Exercise requirements: From the data below, restate every line word for word.
Materials provided section start
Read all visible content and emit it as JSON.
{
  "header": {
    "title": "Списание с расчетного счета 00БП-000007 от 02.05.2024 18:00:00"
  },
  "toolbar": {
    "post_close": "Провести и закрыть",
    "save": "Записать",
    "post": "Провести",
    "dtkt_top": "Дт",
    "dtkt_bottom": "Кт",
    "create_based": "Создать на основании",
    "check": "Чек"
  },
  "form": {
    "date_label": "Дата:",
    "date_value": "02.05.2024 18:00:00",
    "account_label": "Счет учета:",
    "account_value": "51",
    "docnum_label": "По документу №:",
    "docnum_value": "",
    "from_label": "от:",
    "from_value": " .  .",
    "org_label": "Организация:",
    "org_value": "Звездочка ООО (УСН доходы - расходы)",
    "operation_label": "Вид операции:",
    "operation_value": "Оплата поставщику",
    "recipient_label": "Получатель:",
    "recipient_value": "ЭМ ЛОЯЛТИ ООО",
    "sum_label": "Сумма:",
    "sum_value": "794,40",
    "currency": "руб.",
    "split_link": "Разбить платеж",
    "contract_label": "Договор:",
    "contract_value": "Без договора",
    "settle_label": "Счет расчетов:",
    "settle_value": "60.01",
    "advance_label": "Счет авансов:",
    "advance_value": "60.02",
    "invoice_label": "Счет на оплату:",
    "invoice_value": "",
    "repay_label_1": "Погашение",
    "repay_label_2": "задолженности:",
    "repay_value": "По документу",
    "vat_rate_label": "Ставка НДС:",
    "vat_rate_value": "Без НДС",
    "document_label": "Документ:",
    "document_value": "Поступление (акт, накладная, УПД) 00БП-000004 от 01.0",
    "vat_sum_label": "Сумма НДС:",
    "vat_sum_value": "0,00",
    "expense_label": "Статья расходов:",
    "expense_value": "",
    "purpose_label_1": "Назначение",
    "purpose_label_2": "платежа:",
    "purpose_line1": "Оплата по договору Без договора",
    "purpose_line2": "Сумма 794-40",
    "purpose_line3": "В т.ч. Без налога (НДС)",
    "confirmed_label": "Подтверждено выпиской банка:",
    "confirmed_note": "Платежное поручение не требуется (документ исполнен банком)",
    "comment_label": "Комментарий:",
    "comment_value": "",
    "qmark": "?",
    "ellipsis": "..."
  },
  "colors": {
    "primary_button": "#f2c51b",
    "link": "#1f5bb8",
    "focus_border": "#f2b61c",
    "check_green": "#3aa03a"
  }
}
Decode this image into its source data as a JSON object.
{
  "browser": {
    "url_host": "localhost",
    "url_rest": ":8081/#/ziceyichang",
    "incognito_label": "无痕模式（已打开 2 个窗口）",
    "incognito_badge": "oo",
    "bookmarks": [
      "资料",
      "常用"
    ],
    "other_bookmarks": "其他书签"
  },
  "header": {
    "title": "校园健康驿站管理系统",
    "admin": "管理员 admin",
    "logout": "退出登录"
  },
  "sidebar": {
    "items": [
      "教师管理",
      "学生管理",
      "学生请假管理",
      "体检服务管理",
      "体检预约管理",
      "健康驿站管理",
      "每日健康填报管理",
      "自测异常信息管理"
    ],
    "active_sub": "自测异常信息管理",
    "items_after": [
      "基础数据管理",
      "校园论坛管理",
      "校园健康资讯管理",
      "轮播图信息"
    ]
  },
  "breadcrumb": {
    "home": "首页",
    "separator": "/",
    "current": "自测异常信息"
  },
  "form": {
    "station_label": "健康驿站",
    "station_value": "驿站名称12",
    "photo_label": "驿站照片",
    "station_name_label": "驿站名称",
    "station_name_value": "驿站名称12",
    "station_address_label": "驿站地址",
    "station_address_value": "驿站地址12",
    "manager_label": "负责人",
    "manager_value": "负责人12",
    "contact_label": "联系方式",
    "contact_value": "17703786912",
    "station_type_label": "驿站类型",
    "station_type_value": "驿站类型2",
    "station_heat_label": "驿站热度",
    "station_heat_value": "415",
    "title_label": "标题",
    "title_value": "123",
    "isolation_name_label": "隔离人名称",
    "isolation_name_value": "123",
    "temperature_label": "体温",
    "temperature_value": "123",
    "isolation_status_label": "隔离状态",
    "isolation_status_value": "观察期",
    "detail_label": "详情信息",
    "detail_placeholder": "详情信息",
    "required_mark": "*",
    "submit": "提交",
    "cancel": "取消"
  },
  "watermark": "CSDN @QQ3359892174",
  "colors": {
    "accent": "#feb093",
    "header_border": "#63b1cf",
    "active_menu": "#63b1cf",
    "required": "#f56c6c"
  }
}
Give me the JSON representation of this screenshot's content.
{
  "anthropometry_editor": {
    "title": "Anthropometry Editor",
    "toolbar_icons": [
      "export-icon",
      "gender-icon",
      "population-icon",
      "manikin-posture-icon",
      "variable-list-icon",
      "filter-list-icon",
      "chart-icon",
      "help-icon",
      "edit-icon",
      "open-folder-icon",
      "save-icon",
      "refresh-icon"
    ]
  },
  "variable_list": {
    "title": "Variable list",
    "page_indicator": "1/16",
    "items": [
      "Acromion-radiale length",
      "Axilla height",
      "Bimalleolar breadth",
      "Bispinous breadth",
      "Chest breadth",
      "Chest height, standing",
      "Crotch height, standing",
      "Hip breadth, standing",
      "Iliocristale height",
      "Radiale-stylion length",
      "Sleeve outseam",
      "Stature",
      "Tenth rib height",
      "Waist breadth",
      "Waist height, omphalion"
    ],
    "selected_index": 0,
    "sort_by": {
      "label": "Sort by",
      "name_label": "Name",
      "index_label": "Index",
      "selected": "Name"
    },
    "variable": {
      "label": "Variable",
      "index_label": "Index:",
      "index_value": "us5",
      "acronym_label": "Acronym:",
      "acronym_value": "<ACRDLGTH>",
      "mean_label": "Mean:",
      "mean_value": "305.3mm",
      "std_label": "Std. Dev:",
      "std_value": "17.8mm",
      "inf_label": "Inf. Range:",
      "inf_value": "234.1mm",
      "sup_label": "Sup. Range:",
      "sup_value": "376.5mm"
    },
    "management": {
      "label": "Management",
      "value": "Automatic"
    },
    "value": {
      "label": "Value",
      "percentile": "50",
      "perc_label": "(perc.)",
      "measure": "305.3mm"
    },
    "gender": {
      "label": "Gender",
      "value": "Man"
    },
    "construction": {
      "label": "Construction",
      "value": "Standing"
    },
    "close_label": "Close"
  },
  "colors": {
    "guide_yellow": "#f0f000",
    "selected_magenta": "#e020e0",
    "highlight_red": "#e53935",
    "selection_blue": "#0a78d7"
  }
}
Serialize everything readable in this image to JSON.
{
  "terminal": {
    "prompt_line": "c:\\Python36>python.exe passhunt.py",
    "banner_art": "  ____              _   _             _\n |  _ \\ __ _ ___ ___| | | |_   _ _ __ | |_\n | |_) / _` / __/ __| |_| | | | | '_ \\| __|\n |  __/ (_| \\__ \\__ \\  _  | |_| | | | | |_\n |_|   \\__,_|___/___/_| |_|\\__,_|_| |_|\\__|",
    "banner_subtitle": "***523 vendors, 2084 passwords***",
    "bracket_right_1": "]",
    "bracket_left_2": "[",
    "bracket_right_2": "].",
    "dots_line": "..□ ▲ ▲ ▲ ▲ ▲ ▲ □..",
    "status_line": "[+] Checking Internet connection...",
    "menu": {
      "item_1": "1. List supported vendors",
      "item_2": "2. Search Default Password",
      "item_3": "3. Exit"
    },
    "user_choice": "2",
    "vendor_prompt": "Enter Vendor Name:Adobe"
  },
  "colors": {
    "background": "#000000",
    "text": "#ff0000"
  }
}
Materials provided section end
Answer to this exercise:
Read all visible content and emit it as JSON.
{
  "header": {
    "title": "Списание с расчетного счета 00БП-000007 от 02.05.2024 18:00:00"
  },
  "toolbar": {
    "post_close": "Провести и закрыть",
    "save": "Записать",
    "post": "Провести",
    "dtkt_top": "Дт",
    "dtkt_bottom": "Кт",
    "create_based": "Создать на основании",
    "check": "Чек"
  },
  "form": {
    "date_label": "Дата:",
    "date_value": "02.05.2024 18:00:00",
    "account_label": "Счет учета:",
    "account_value": "51",
    "docnum_label": "По документу №:",
    "docnum_value": "",
    "from_label": "от:",
    "from_value": " .  .",
    "org_label": "Организация:",
    "org_value": "Звездочка ООО (УСН доходы - расходы)",
    "operation_label": "Вид операции:",
    "operation_value": "Оплата поставщику",
    "recipient_label": "Получатель:",
    "recipient_value": "ЭМ ЛОЯЛТИ ООО",
    "sum_label": "Сумма:",
    "sum_value": "794,40",
    "currency": "руб.",
    "split_link": "Разбить платеж",
    "contract_label": "Договор:",
    "contract_value": "Без договора",
    "settle_label": "Счет расчетов:",
    "settle_value": "60.01",
    "advance_label": "Счет авансов:",
    "advance_value": "60.02",
    "invoice_label": "Счет на оплату:",
    "invoice_value": "",
    "repay_label_1": "Погашение",
    "repay_label_2": "задолженности:",
    "repay_value": "По документу",
    "vat_rate_label": "Ставка НДС:",
    "vat_rate_value": "Без НДС",
    "document_label": "Документ:",
    "document_value": "Поступление (акт, накладная, УПД) 00БП-000004 от 01.0",
    "vat_sum_label": "Сумма НДС:",
    "vat_sum_value": "0,00",
    "expense_label": "Статья расходов:",
    "expense_value": "",
    "purpose_label_1": "Назначение",
    "purpose_label_2": "платежа:",
    "purpose_line1": "Оплата по договору Без договора",
    "purpose_line2": "Сумма 794-40",
    "purpose_line3": "В т.ч. Без налога (НДС)",
    "confirmed_label": "Подтверждено выпиской банка:",
    "confirmed_note": "Платежное поручение не требуется (документ исполнен банком)",
    "comment_label": "Комментарий:",
    "comment_value": "",
    "qmark": "?",
    "ellipsis": "..."
  },
  "colors": {
    "primary_button": "#f2c51b",
    "link": "#1f5bb8",
    "focus_border": "#f2b61c",
    "check_green": "#3aa03a"
  }
}
Decode this image into its source data as a JSON object.
{
  "browser": {
    "url_host": "localhost",
    "url_rest": ":8081/#/ziceyichang",
    "incognito_label": "无痕模式（已打开 2 个窗口）",
    "incognito_badge": "oo",
    "bookmarks": [
      "资料",
      "常用"
    ],
    "other_bookmarks": "其他书签"
  },
  "header": {
    "title": "校园健康驿站管理系统",
    "admin": "管理员 admin",
    "logout": "退出登录"
  },
  "sidebar": {
    "items": [
      "教师管理",
      "学生管理",
      "学生请假管理",
      "体检服务管理",
      "体检预约管理",
      "健康驿站管理",
      "每日健康填报管理",
      "自测异常信息管理"
    ],
    "active_sub": "自测异常信息管理",
    "items_after": [
      "基础数据管理",
      "校园论坛管理",
      "校园健康资讯管理",
      "轮播图信息"
    ]
  },
  "breadcrumb": {
    "home": "首页",
    "separator": "/",
    "current": "自测异常信息"
  },
  "form": {
    "station_label": "健康驿站",
    "station_value": "驿站名称12",
    "photo_label": "驿站照片",
    "station_name_label": "驿站名称",
    "station_name_value": "驿站名称12",
    "station_address_label": "驿站地址",
    "station_address_value": "驿站地址12",
    "manager_label": "负责人",
    "manager_value": "负责人12",
    "contact_label": "联系方式",
    "contact_value": "17703786912",
    "station_type_label": "驿站类型",
    "station_type_value": "驿站类型2",
    "station_heat_label": "驿站热度",
    "station_heat_value": "415",
    "title_label": "标题",
    "title_value": "123",
    "isolation_name_label": "隔离人名称",
    "isolation_name_value": "123",
    "temperature_label": "体温",
    "temperature_value": "123",
    "isolation_status_label": "隔离状态",
    "isolation_status_value": "观察期",
    "detail_label": "详情信息",
    "detail_placeholder": "详情信息",
    "required_mark": "*",
    "submit": "提交",
    "cancel": "取消"
  },
  "watermark": "CSDN @QQ3359892174",
  "colors": {
    "accent": "#feb093",
    "header_border": "#63b1cf",
    "active_menu": "#63b1cf",
    "required": "#f56c6c"
  }
}
Give me the JSON representation of this screenshot's content.
{
  "anthropometry_editor": {
    "title": "Anthropometry Editor",
    "toolbar_icons": [
      "export-icon",
      "gender-icon",
      "population-icon",
      "manikin-posture-icon",
      "variable-list-icon",
      "filter-list-icon",
      "chart-icon",
      "help-icon",
      "edit-icon",
      "open-folder-icon",
      "save-icon",
      "refresh-icon"
    ]
  },
  "variable_list": {
    "title": "Variable list",
    "page_indicator": "1/16",
    "items": [
      "Acromion-radiale length",
      "Axilla height",
      "Bimalleolar breadth",
      "Bispinous breadth",
      "Chest breadth",
      "Chest height, standing",
      "Crotch height, standing",
      "Hip breadth, standing",
      "Iliocristale height",
      "Radiale-stylion length",
      "Sleeve outseam",
      "Stature",
      "Tenth rib height",
      "Waist breadth",
      "Waist height, omphalion"
    ],
    "selected_index": 0,
    "sort_by": {
      "label": "Sort by",
      "name_label": "Name",
      "index_label": "Index",
      "selected": "Name"
    },
    "variable": {
      "label": "Variable",
      "index_label": "Index:",
      "index_value": "us5",
      "acronym_label": "Acronym:",
      "acronym_value": "<ACRDLGTH>",
      "mean_label": "Mean:",
      "mean_value": "305.3mm",
      "std_label": "Std. Dev:",
      "std_value": "17.8mm",
      "inf_label": "Inf. Range:",
      "inf_value": "234.1mm",
      "sup_label": "Sup. Range:",
      "sup_value": "376.5mm"
    },
    "management": {
      "label": "Management",
      "value": "Automatic"
    },
    "value": {
      "label": "Value",
      "percentile": "50",
      "perc_label": "(perc.)",
      "measure": "305.3mm"
    },
    "gender": {
      "label": "Gender",
      "value": "Man"
    },
    "construction": {
      "label": "Construction",
      "value": "Standing"
    },
    "close_label": "Close"
  },
  "colors": {
    "guide_yellow": "#f0f000",
    "selected_magenta": "#e020e0",
    "highlight_red": "#e53935",
    "selection_blue": "#0a78d7"
  }
}
Serialize everything readable in this image to JSON.
{
  "terminal": {
    "prompt_line": "c:\\Python36>python.exe passhunt.py",
    "banner_art": "  ____              _   _             _\n |  _ \\ __ _ ___ ___| | | |_   _ _ __ | |_\n | |_) / _` / __/ __| |_| | | | | '_ \\| __|\n |  __/ (_| \\__ \\__ \\  _  | |_| | | | | |_\n |_|   \\__,_|___/___/_| |_|\\__,_|_| |_|\\__|",
    "banner_subtitle": "***523 vendors, 2084 passwords***",
    "bracket_right_1": "]",
    "bracket_left_2": "[",
    "bracket_right_2": "].",
    "dots_line": "..□ ▲ ▲ ▲ ▲ ▲ ▲ □..",
    "status_line": "[+] Checking Internet connection...",
    "menu": {
      "item_1": "1. List supported vendors",
      "item_2": "2. Search Default Password",
      "item_3": "3. Exit"
    },
    "user_choice": "2",
    "vendor_prompt": "Enter Vendor Name:Adobe"
  },
  "colors": {
    "background": "#000000",
    "text": "#ff0000"
  }
}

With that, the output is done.